…almost everything–quite a lot! That’s why there are so many. That’s why it’s so essential to recognize the various noun forms. And, that’s why generations of schoolmasters have had generations of students chanting and memorizing and parsing–the sense of a Latin sentence is found in these noun endings!
Beginners to Latin are often confounded by the multiplicity of the endings and charts of word parts in Latin textbooks. What is all this for? Couldn’t we all just do without it? In English we do indeed mostly do without noun endings, but Latin…can’t. So let’s zoom in and see what’s going on here.
Today let’s look at what these charts of noun endings actually tell us: which job each noun does in a sentence. (I’ve explained a little about things verb endings tell before, if you’re interested.) We shall use 1st Declension endings in our sentences, which you may have seen before.
First, a few Latin words to know:
|Verbs:||canto = I sing cantamus = we sing |
dono = I give donamus = we give
est = is sunt = are
laudo = I praise laudamus = We praise
|Nouns:||corona = crown filia = daughter gratia = grace, gratitude Graecia = Greece Italia = Italy regina = queen terra = land|
|Conjunction:||et = and|
|Prepositions:||cum = with pro = for|
(How good is your grammar, by the way? Quick review of terms: the Subject of a sentence does the main action. The Direct Object is the one who receives the action, as it were. The Indirect Object is another thing or person also involved in the action. Ownership or possession tells to whom something belongs, of course. When you are calling out to a person, he is the person addressed. And a preposition is a word telling us where or when–above, across, by, down, during, &c., &c.)
Now, to see the jobs the various endings do:
Perhaps you noticed above that the ending “-ae” appeared in the chart four times, and “-a” three times. It may seem like it must be very difficult to keep this straight, but context gives the clues to make it work out. Particularly, the verbs indicate what the nouns are “doing,” and then the nouns’ endings ultimately clinch the case.

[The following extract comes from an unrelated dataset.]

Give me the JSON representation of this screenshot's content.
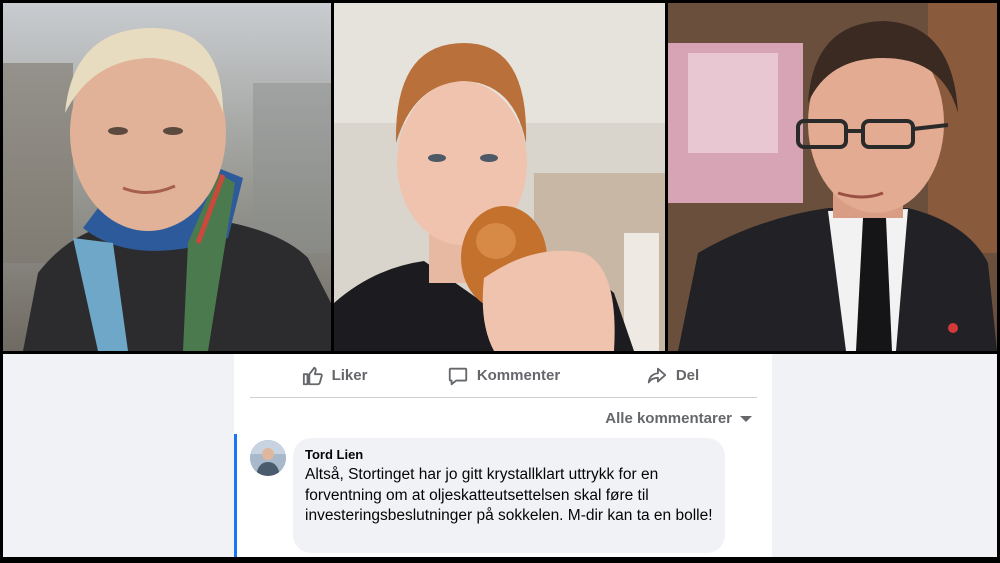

Well, I hope this helped to demystify those Latin noun tables a little for you! (Bonus: this all applies to adjectives and pronouns too, by the way!) If you would like to print the above sentences page, it’s here and in the sidebar. I’d love to hear what you think about it, if you have a minute.
Here’s to lots more Latin learning, and lots less fear!

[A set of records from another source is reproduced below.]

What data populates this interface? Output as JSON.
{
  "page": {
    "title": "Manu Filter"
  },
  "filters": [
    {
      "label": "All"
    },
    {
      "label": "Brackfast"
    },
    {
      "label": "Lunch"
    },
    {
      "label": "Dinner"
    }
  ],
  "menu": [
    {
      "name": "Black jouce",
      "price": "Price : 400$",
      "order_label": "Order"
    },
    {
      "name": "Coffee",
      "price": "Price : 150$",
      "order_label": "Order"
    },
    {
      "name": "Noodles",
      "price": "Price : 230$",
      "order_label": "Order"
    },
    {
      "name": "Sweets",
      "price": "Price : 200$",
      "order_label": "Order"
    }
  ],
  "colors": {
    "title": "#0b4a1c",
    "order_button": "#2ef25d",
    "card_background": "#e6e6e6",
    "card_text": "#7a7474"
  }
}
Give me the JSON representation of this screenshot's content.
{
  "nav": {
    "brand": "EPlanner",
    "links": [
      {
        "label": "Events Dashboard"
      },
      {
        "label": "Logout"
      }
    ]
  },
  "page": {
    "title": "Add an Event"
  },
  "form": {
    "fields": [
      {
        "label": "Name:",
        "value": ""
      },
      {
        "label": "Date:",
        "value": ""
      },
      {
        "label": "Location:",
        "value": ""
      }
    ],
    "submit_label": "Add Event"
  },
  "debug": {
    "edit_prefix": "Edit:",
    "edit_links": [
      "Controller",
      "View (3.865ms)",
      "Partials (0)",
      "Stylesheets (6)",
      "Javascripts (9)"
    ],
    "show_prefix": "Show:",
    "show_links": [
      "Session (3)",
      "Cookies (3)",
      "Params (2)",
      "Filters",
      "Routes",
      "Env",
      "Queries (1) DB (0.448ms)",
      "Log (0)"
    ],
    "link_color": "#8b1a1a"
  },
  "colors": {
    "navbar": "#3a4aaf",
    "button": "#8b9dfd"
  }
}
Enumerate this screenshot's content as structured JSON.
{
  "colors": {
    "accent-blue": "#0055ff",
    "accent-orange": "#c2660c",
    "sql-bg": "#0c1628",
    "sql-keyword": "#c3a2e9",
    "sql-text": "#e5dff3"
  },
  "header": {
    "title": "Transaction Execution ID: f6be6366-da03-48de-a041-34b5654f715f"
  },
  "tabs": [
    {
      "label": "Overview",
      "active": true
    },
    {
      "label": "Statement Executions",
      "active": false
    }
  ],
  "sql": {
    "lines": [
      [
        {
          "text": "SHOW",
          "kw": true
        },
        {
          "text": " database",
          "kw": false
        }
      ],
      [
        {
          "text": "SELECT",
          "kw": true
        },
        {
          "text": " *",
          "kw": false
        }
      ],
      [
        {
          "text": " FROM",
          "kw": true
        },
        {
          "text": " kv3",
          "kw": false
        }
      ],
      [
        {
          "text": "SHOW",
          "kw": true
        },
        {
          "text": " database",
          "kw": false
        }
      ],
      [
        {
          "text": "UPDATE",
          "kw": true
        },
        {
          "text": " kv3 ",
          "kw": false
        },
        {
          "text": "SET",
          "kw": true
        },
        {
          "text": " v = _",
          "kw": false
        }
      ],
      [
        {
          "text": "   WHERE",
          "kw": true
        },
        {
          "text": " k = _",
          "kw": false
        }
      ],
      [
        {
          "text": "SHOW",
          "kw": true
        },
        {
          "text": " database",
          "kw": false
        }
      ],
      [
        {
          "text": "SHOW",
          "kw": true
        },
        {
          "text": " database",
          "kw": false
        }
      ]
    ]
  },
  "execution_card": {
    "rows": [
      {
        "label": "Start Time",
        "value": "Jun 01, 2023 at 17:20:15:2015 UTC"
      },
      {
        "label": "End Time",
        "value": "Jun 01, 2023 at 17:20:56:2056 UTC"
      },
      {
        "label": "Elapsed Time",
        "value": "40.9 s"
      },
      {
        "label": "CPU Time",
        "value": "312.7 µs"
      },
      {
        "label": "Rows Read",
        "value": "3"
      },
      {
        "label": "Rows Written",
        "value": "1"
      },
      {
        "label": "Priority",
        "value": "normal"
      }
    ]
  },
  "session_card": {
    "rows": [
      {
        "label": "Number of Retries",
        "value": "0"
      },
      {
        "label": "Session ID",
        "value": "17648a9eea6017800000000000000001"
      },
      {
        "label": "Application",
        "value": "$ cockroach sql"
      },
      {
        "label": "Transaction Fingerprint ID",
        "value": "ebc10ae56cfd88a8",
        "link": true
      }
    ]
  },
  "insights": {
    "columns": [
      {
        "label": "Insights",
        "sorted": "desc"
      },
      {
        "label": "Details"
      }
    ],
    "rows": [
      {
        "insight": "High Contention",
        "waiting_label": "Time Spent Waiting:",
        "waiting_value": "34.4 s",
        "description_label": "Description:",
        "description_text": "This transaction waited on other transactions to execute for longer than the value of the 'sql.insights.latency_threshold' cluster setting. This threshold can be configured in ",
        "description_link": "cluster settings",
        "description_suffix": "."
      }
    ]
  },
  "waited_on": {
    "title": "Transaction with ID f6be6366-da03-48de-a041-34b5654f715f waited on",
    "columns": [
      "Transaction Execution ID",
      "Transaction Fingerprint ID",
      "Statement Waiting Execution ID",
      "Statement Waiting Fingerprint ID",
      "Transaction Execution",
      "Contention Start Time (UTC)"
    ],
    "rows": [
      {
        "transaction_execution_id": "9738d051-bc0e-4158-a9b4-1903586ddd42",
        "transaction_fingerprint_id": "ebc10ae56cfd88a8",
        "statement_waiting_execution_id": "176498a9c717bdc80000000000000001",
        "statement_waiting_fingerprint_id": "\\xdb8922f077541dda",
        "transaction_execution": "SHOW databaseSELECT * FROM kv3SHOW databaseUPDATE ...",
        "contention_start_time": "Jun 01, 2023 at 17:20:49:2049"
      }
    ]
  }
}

Thank you Magistra Stella Very helpful!
Keep it coming!
Et tibi gratias! I sure will!
Can the dative ending for Deus (God)i.e. “Dei” mean “in God”?
Salve! The form”Deo” is both dative (for indirect object) and ablative (with many prepositions), so that one can indeed mean “in God.” (“Dei” is “of God,” the genitive/possessive form.)